I had to divide my attention between the trout, who were certainly active, and the wind, which drove me toward the dam at a spanking pace. I might hook a trout and start reeling, only to find myself too close to shore, and then switch to paddles and make for open water over the grey peaks and troughs, almost shipping water, towing the fish behind me.

When I had had enough, or about an hour and a half, of this fun, I put in to the boat ramp, packed everything away, used the jiffy johnny, which was actually invitingly warm out of the wind, and went down to the boat basin for a glance around. The rich people's boats live here, lonesomely gathered together, clanking against their moorings, the wind howling through the stays, unvisited by their owners for months at a stretch. No one was home but a handful of gulls and some fifteen cormorants, sulking in a row along the breakwater.

One of them turned his head to run an appraising eye over me, then dismissed me with a bird's equivalent of a shrug. The others didn't bother to look.

It was a place where one has no name.

Sunday, December 10, 2006

Up and down

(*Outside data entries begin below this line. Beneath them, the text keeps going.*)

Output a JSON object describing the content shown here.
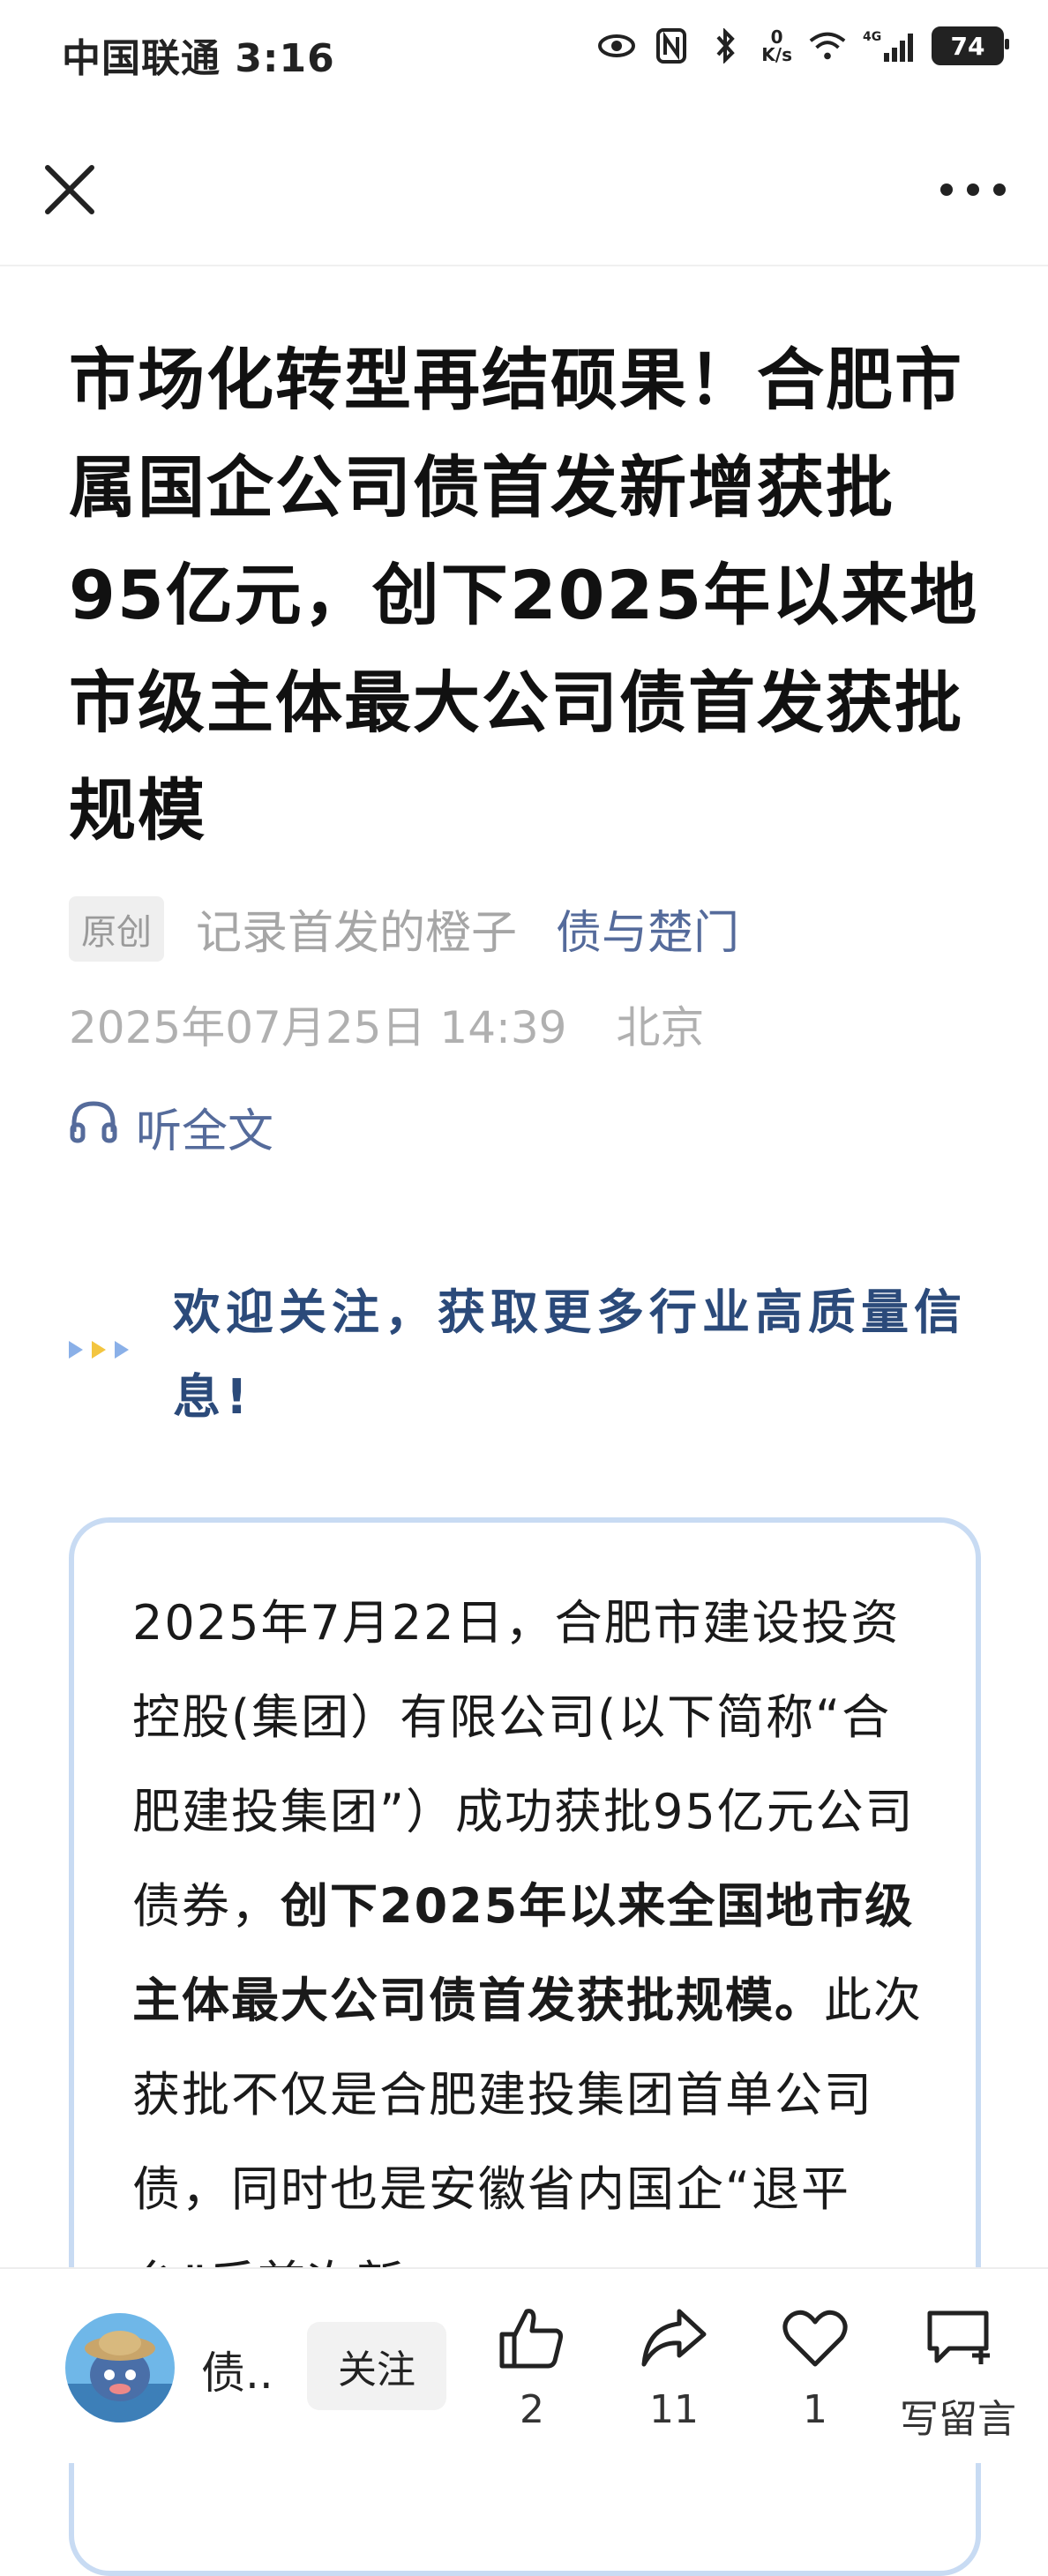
{
  "status_bar": {
    "carrier_time": "中国联通 3:16",
    "net_speed_value": "0",
    "net_speed_unit": "K/s",
    "signal_label": "4G",
    "battery": "74"
  },
  "nav": {
    "close_icon": "close-icon",
    "more_icon": "more-icon"
  },
  "article": {
    "title": "市场化转型再结硕果！合肥市属国企公司债首发新增获批95亿元，创下2025年以来地市级主体最大公司债首发获批规模",
    "original_badge": "原创",
    "author": "记录首发的橙子",
    "account": "债与楚门",
    "date": "2025年07月25日 14:39",
    "location": "北京",
    "listen_label": "听全文",
    "banner_text": "欢迎关注，获取更多行业高质量信息!",
    "body_normal_1": "2025年7月22日，合肥市建设投资控股(集团）有限公司(以下简称“合肥建投集团”）成功获批95亿元公司债券，",
    "body_bold": "创下2025年以来全国地市级主体最大公司债首发获批规模。",
    "body_normal_2": "此次获批不仅是合肥建投集团首单公司债，同时也是安徽省内国企“退平台”后首次新"
  },
  "bottom_bar": {
    "account_short": "债..",
    "follow_label": "关注",
    "like_count": "2",
    "share_count": "11",
    "favorite_count": "1",
    "comment_label": "写留言"
  },
  "colors": {
    "accent": "#556b9b",
    "banner_text": "#2b4a7a",
    "box_border": "#c8dbf3"
  }
}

Up and down weather and such. I made it over to the reservoir again in a grey hole and brought back three largish trout, one of which was one of those landlocked jack salmon that are stocked in the upper lake. You only find them in the lower lake if they got through the turbines intact and then grew up. This one had to be at least four years old; towed the boat in a circle before I got the landing net out.

:::

I made a soup on the same day, using leftover water from steamed broccoli, some red chard, beet greens, a garlic clove, a green onion, a leaf of red cabbage, black beans, and tomato sauce, We didn’t grow the black beans. I’m happy about the extent to which we are using our own garden through the winter. Beloved also thawed out some of our diced apples to use with oatmeal and such. I’ll probably put the last of that into a loaf of bread.

In two days the Library will have its holiday potluck and I’m so apathetic; haven’t made anything or even thought of making anything. Sigh ... Should maybe pick up a couple of sweet potatoes and some walnuts ....

:::

Local Granddaughter is coming to stay next week, so I need to find the tree trimmings for her to use; I should also have repaired the creek bridge so that she can safely get to the playhouse but I have put that off due to the cold and my diminished strength and resistance. So instead I have wrapped everyone’s gifts; Beloved will add her contribution to the various heaps and pack and mail them next week.

:::

Spare time, such as has been available, has been divided between napping and revising old poems. The poems were written by a former self. I kept about two thirds of them and have changed the pronouns in more than half; otherwise they are fairly recognizable, I think. So I’ve taken down links to the original books and replaced them with a set of Collected Poems.

Here's one of the earliest of them:


she sells books

She sells books from nine to six. They are
good books, well bound, well written, colorful
to the eye, and children love them, but

the town is poor. She sits waiting for hours
for one grandmother to come in and buy one book
for a favored grandchild. The owner of the store

is her friend; she cannot leave her just now, but the store,
she knows, is not her place in life. All
she has ever wanted is to farm: at evening,

when the dinner things are cleared, and the hot sun
drops behind the cottonwood, she farms.
Food for the ducks, and soapy water for broccoli;

old lettuce gone to seed comes out; the hay
is rearranged, and fall peas go in. She stops
only to hear the geese pass overhead,

then bends among her plants until the stars,
first one and then another, leap and are caught
in the hair of approaching night, so like her hair.

She comes in, soiled to the elbows, leans against
the table, extending an open palm. "Look,"
she says, her eyes afire. "Marigold seeds!"